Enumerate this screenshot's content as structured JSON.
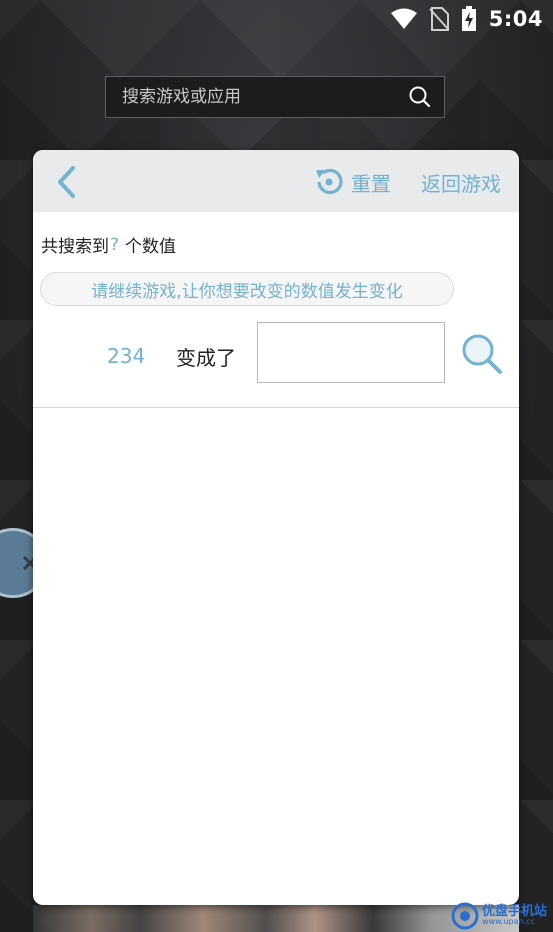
{
  "status_bar": {
    "time": "5:04"
  },
  "search": {
    "placeholder": "搜索游戏或应用"
  },
  "dialog": {
    "reset_label": "重置",
    "return_label": "返回游戏",
    "count_prefix": "共搜索到",
    "count_value": "?",
    "count_suffix": "个数值",
    "hint": "请继续游戏,让你想要改变的数值发生变化",
    "current_value": "234",
    "changed_label": "变成了",
    "new_value": ""
  },
  "watermark": {
    "text": "优盘手机站",
    "url": "www.upan.cc"
  },
  "colors": {
    "accent": "#73b2d1",
    "header_bg": "#e9eaeb"
  }
}
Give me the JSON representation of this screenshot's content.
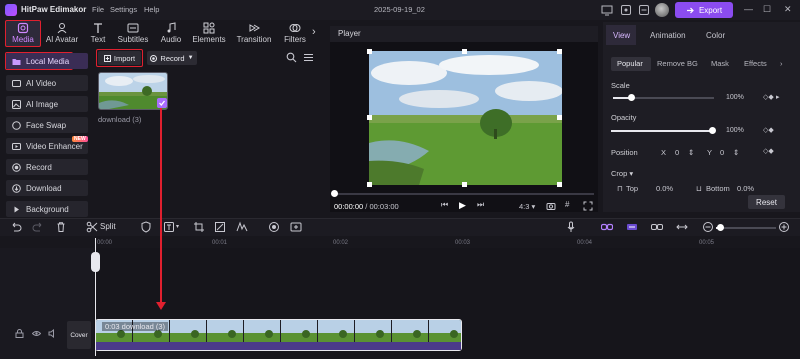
{
  "app": {
    "name": "HitPaw Edimakor",
    "doc_title": "2025-09-19_02"
  },
  "menu": [
    "File",
    "Settings",
    "Help"
  ],
  "export_label": "Export",
  "toolbar": [
    {
      "label": "Media",
      "icon": "media-icon"
    },
    {
      "label": "AI Avatar",
      "icon": "ai-avatar-icon"
    },
    {
      "label": "Text",
      "icon": "text-icon"
    },
    {
      "label": "Subtitles",
      "icon": "subtitles-icon"
    },
    {
      "label": "Audio",
      "icon": "audio-icon"
    },
    {
      "label": "Elements",
      "icon": "elements-icon"
    },
    {
      "label": "Transition",
      "icon": "transition-icon"
    },
    {
      "label": "Filters",
      "icon": "filters-icon"
    }
  ],
  "sidebar": [
    {
      "label": "Local Media",
      "icon": "folder-icon"
    },
    {
      "label": "AI Video",
      "icon": "ai-video-icon"
    },
    {
      "label": "AI Image",
      "icon": "ai-image-icon"
    },
    {
      "label": "Face Swap",
      "icon": "face-swap-icon"
    },
    {
      "label": "Video Enhancer",
      "icon": "video-enhancer-icon",
      "badge": "NEW"
    },
    {
      "label": "Record",
      "icon": "record-icon"
    },
    {
      "label": "Download",
      "icon": "download-icon"
    },
    {
      "label": "Background",
      "icon": "background-icon"
    }
  ],
  "media": {
    "import_label": "Import",
    "record_label": "Record",
    "item_name": "download (3)"
  },
  "player": {
    "title": "Player",
    "current_time": "00:00:00",
    "total_time": "00:03:00",
    "aspect": "4:3"
  },
  "props": {
    "tabs": [
      "View",
      "Animation",
      "Color"
    ],
    "subtabs": [
      "Popular",
      "Remove BG",
      "Mask",
      "Effects"
    ],
    "scale_label": "Scale",
    "scale_value": "100%",
    "scale_level": 1.0,
    "opacity_label": "Opacity",
    "opacity_value": "100%",
    "opacity_level": 1.0,
    "position_label": "Position",
    "x_label": "X",
    "x_value": "0",
    "y_label": "Y",
    "y_value": "0",
    "crop_label": "Crop",
    "top_label": "Top",
    "top_value": "0.0%",
    "bottom_label": "Bottom",
    "bottom_value": "0.0%",
    "reset_label": "Reset"
  },
  "timeline": {
    "split_label": "Split",
    "ticks": [
      "00:00",
      "00:01",
      "00:02",
      "00:03",
      "00:04",
      "00:05"
    ],
    "clip_label": "0:03 download (3)",
    "cover_label": "Cover"
  }
}
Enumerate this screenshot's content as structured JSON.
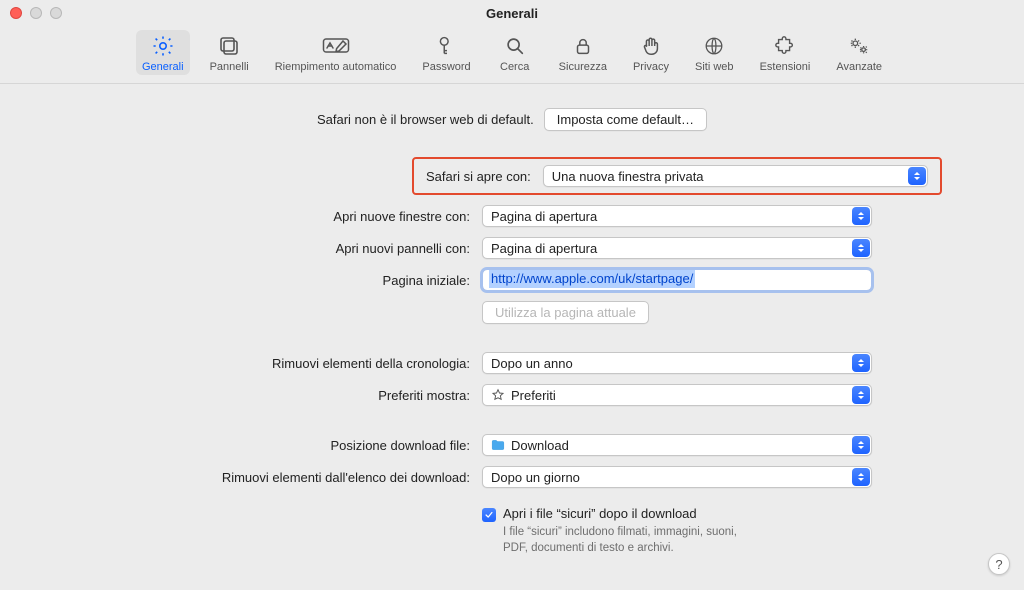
{
  "window": {
    "title": "Generali"
  },
  "toolbar": [
    {
      "id": "generali",
      "label": "Generali",
      "selected": true
    },
    {
      "id": "pannelli",
      "label": "Pannelli"
    },
    {
      "id": "riempimento",
      "label": "Riempimento automatico"
    },
    {
      "id": "password",
      "label": "Password"
    },
    {
      "id": "cerca",
      "label": "Cerca"
    },
    {
      "id": "sicurezza",
      "label": "Sicurezza"
    },
    {
      "id": "privacy",
      "label": "Privacy"
    },
    {
      "id": "sitiweb",
      "label": "Siti web"
    },
    {
      "id": "estensioni",
      "label": "Estensioni"
    },
    {
      "id": "avanzate",
      "label": "Avanzate"
    }
  ],
  "default_browser": {
    "message": "Safari non è il browser web di default.",
    "button": "Imposta come default…"
  },
  "rows": {
    "opens_with": {
      "label": "Safari si apre con:",
      "value": "Una nuova finestra privata"
    },
    "new_windows": {
      "label": "Apri nuove finestre con:",
      "value": "Pagina di apertura"
    },
    "new_tabs": {
      "label": "Apri nuovi pannelli con:",
      "value": "Pagina di apertura"
    },
    "homepage": {
      "label": "Pagina iniziale:",
      "value": "http://www.apple.com/uk/startpage/"
    },
    "use_current": {
      "button": "Utilizza la pagina attuale"
    },
    "history_remove": {
      "label": "Rimuovi elementi della cronologia:",
      "value": "Dopo un anno"
    },
    "favorites_show": {
      "label": "Preferiti mostra:",
      "value": "Preferiti"
    },
    "download_location": {
      "label": "Posizione download file:",
      "value": "Download"
    },
    "download_remove": {
      "label": "Rimuovi elementi dall'elenco dei download:",
      "value": "Dopo un giorno"
    }
  },
  "safe_files": {
    "checked": true,
    "label": "Apri i file “sicuri” dopo il download",
    "note": "I file “sicuri” includono filmati, immagini, suoni, PDF, documenti di testo e archivi."
  },
  "help": "?"
}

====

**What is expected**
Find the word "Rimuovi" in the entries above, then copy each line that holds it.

**Reply**
      "label": "Rimuovi elementi della cronologia:",
      "label": "Rimuovi elementi dall'elenco dei download:",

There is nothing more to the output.